(Instructions to follow) Each line below should be copied exactly as it stands.
START Listed entries
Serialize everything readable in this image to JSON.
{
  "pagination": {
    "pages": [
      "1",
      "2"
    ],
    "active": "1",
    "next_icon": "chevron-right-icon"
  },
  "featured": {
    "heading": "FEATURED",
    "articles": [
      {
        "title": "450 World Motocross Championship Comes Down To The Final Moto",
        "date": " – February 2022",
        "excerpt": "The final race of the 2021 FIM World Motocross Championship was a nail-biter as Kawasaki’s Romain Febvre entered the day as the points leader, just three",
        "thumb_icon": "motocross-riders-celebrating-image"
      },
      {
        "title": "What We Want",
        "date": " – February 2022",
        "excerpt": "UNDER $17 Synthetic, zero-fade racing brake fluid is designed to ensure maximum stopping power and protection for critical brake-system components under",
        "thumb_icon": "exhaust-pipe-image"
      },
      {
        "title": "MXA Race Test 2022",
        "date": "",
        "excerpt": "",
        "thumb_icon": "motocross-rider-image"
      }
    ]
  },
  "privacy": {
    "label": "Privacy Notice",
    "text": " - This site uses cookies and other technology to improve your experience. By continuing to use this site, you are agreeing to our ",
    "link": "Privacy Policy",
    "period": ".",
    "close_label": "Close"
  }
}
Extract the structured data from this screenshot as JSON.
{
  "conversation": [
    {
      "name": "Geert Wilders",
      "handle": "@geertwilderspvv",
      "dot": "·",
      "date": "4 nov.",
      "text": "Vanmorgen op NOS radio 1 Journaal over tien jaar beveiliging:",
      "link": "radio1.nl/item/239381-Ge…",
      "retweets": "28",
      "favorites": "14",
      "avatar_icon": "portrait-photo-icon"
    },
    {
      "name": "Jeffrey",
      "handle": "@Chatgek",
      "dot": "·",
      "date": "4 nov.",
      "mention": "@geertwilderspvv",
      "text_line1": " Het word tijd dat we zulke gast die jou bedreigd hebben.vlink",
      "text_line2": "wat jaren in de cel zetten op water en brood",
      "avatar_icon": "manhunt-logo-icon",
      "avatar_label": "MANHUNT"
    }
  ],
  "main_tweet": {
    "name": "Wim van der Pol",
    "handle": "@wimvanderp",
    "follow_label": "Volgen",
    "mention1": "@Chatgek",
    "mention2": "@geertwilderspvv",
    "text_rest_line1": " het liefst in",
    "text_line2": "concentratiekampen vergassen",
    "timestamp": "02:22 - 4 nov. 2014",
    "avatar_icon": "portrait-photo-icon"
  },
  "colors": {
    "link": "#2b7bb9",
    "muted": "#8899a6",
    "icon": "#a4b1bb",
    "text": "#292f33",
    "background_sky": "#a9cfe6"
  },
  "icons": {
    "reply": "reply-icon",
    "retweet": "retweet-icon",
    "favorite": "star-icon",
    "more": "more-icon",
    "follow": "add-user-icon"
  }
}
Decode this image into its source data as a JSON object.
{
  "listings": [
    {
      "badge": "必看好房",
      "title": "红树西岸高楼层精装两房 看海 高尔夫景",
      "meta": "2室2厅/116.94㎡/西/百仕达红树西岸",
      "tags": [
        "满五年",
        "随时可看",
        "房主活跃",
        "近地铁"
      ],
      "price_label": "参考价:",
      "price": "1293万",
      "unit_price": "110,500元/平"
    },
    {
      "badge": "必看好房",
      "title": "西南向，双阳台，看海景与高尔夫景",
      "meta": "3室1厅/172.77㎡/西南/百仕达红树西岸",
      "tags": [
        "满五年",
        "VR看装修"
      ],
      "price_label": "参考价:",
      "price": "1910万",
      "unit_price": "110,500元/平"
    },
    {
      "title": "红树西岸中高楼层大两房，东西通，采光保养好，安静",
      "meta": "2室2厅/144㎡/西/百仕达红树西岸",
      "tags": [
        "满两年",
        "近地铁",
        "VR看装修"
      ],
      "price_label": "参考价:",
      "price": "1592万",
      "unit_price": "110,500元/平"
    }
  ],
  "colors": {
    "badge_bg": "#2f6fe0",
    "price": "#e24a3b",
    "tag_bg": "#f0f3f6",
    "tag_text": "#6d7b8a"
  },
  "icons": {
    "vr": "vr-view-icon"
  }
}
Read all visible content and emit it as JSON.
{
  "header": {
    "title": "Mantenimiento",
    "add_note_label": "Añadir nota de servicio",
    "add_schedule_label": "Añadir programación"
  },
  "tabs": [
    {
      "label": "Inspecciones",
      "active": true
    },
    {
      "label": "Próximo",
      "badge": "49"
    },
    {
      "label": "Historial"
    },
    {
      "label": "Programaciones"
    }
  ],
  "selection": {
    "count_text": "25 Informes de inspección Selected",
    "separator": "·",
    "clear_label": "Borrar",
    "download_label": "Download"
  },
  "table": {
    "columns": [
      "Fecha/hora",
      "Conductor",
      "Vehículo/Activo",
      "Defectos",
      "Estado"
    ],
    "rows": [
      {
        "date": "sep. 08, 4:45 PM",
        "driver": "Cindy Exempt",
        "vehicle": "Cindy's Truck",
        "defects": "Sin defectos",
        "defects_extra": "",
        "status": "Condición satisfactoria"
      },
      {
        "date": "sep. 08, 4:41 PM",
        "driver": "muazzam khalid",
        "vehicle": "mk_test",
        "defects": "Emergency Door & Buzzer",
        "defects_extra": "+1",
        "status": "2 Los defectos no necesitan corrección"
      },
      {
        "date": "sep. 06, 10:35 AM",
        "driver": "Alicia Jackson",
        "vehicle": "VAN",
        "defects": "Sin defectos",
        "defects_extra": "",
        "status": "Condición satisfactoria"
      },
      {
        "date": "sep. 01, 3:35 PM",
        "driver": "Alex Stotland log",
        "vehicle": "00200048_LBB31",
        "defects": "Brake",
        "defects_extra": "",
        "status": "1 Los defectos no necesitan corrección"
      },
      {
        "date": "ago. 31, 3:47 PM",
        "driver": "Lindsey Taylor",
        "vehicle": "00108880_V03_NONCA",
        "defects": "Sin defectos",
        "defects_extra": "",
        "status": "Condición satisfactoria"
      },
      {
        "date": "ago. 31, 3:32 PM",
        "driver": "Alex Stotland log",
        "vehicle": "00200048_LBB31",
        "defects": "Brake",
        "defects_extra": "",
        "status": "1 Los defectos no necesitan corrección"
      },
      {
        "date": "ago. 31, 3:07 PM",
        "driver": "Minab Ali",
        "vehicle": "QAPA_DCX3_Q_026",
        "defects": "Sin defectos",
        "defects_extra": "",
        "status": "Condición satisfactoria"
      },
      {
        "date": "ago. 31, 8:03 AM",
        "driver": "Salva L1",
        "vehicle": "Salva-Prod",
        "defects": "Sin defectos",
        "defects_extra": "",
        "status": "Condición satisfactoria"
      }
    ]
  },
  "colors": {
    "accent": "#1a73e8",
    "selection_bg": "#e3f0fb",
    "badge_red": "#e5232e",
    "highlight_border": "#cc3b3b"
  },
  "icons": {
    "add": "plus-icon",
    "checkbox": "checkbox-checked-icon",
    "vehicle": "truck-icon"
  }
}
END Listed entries
(Answer section)
Serialize everything readable in this image to JSON.
{
  "pagination": {
    "pages": [
      "1",
      "2"
    ],
    "active": "1",
    "next_icon": "chevron-right-icon"
  },
  "featured": {
    "heading": "FEATURED",
    "articles": [
      {
        "title": "450 World Motocross Championship Comes Down To The Final Moto",
        "date": " – February 2022",
        "excerpt": "The final race of the 2021 FIM World Motocross Championship was a nail-biter as Kawasaki’s Romain Febvre entered the day as the points leader, just three",
        "thumb_icon": "motocross-riders-celebrating-image"
      },
      {
        "title": "What We Want",
        "date": " – February 2022",
        "excerpt": "UNDER $17 Synthetic, zero-fade racing brake fluid is designed to ensure maximum stopping power and protection for critical brake-system components under",
        "thumb_icon": "exhaust-pipe-image"
      },
      {
        "title": "MXA Race Test 2022",
        "date": "",
        "excerpt": "",
        "thumb_icon": "motocross-rider-image"
      }
    ]
  },
  "privacy": {
    "label": "Privacy Notice",
    "text": " - This site uses cookies and other technology to improve your experience. By continuing to use this site, you are agreeing to our ",
    "link": "Privacy Policy",
    "period": ".",
    "close_label": "Close"
  }
}
Extract the structured data from this screenshot as JSON.
{
  "conversation": [
    {
      "name": "Geert Wilders",
      "handle": "@geertwilderspvv",
      "dot": "·",
      "date": "4 nov.",
      "text": "Vanmorgen op NOS radio 1 Journaal over tien jaar beveiliging:",
      "link": "radio1.nl/item/239381-Ge…",
      "retweets": "28",
      "favorites": "14",
      "avatar_icon": "portrait-photo-icon"
    },
    {
      "name": "Jeffrey",
      "handle": "@Chatgek",
      "dot": "·",
      "date": "4 nov.",
      "mention": "@geertwilderspvv",
      "text_line1": " Het word tijd dat we zulke gast die jou bedreigd hebben.vlink",
      "text_line2": "wat jaren in de cel zetten op water en brood",
      "avatar_icon": "manhunt-logo-icon",
      "avatar_label": "MANHUNT"
    }
  ],
  "main_tweet": {
    "name": "Wim van der Pol",
    "handle": "@wimvanderp",
    "follow_label": "Volgen",
    "mention1": "@Chatgek",
    "mention2": "@geertwilderspvv",
    "text_rest_line1": " het liefst in",
    "text_line2": "concentratiekampen vergassen",
    "timestamp": "02:22 - 4 nov. 2014",
    "avatar_icon": "portrait-photo-icon"
  },
  "colors": {
    "link": "#2b7bb9",
    "muted": "#8899a6",
    "icon": "#a4b1bb",
    "text": "#292f33",
    "background_sky": "#a9cfe6"
  },
  "icons": {
    "reply": "reply-icon",
    "retweet": "retweet-icon",
    "favorite": "star-icon",
    "more": "more-icon",
    "follow": "add-user-icon"
  }
}
Decode this image into its source data as a JSON object.
{
  "listings": [
    {
      "badge": "必看好房",
      "title": "红树西岸高楼层精装两房 看海 高尔夫景",
      "meta": "2室2厅/116.94㎡/西/百仕达红树西岸",
      "tags": [
        "满五年",
        "随时可看",
        "房主活跃",
        "近地铁"
      ],
      "price_label": "参考价:",
      "price": "1293万",
      "unit_price": "110,500元/平"
    },
    {
      "badge": "必看好房",
      "title": "西南向，双阳台，看海景与高尔夫景",
      "meta": "3室1厅/172.77㎡/西南/百仕达红树西岸",
      "tags": [
        "满五年",
        "VR看装修"
      ],
      "price_label": "参考价:",
      "price": "1910万",
      "unit_price": "110,500元/平"
    },
    {
      "title": "红树西岸中高楼层大两房，东西通，采光保养好，安静",
      "meta": "2室2厅/144㎡/西/百仕达红树西岸",
      "tags": [
        "满两年",
        "近地铁",
        "VR看装修"
      ],
      "price_label": "参考价:",
      "price": "1592万",
      "unit_price": "110,500元/平"
    }
  ],
  "colors": {
    "badge_bg": "#2f6fe0",
    "price": "#e24a3b",
    "tag_bg": "#f0f3f6",
    "tag_text": "#6d7b8a"
  },
  "icons": {
    "vr": "vr-view-icon"
  }
}
Read all visible content and emit it as JSON.
{
  "header": {
    "title": "Mantenimiento",
    "add_note_label": "Añadir nota de servicio",
    "add_schedule_label": "Añadir programación"
  },
  "tabs": [
    {
      "label": "Inspecciones",
      "active": true
    },
    {
      "label": "Próximo",
      "badge": "49"
    },
    {
      "label": "Historial"
    },
    {
      "label": "Programaciones"
    }
  ],
  "selection": {
    "count_text": "25 Informes de inspección Selected",
    "separator": "·",
    "clear_label": "Borrar",
    "download_label": "Download"
  },
  "table": {
    "columns": [
      "Fecha/hora",
      "Conductor",
      "Vehículo/Activo",
      "Defectos",
      "Estado"
    ],
    "rows": [
      {
        "date": "sep. 08, 4:45 PM",
        "driver": "Cindy Exempt",
        "vehicle": "Cindy's Truck",
        "defects": "Sin defectos",
        "defects_extra": "",
        "status": "Condición satisfactoria"
      },
      {
        "date": "sep. 08, 4:41 PM",
        "driver": "muazzam khalid",
        "vehicle": "mk_test",
        "defects": "Emergency Door & Buzzer",
        "defects_extra": "+1",
        "status": "2 Los defectos no necesitan corrección"
      },
      {
        "date": "sep. 06, 10:35 AM",
        "driver": "Alicia Jackson",
        "vehicle": "VAN",
        "defects": "Sin defectos",
        "defects_extra": "",
        "status": "Condición satisfactoria"
      },
      {
        "date": "sep. 01, 3:35 PM",
        "driver": "Alex Stotland log",
        "vehicle": "00200048_LBB31",
        "defects": "Brake",
        "defects_extra": "",
        "status": "1 Los defectos no necesitan corrección"
      },
      {
        "date": "ago. 31, 3:47 PM",
        "driver": "Lindsey Taylor",
        "vehicle": "00108880_V03_NONCA",
        "defects": "Sin defectos",
        "defects_extra": "",
        "status": "Condición satisfactoria"
      },
      {
        "date": "ago. 31, 3:32 PM",
        "driver": "Alex Stotland log",
        "vehicle": "00200048_LBB31",
        "defects": "Brake",
        "defects_extra": "",
        "status": "1 Los defectos no necesitan corrección"
      },
      {
        "date": "ago. 31, 3:07 PM",
        "driver": "Minab Ali",
        "vehicle": "QAPA_DCX3_Q_026",
        "defects": "Sin defectos",
        "defects_extra": "",
        "status": "Condición satisfactoria"
      },
      {
        "date": "ago. 31, 8:03 AM",
        "driver": "Salva L1",
        "vehicle": "Salva-Prod",
        "defects": "Sin defectos",
        "defects_extra": "",
        "status": "Condición satisfactoria"
      }
    ]
  },
  "colors": {
    "accent": "#1a73e8",
    "selection_bg": "#e3f0fb",
    "badge_red": "#e5232e",
    "highlight_border": "#cc3b3b"
  },
  "icons": {
    "add": "plus-icon",
    "checkbox": "checkbox-checked-icon",
    "vehicle": "truck-icon"
  }
}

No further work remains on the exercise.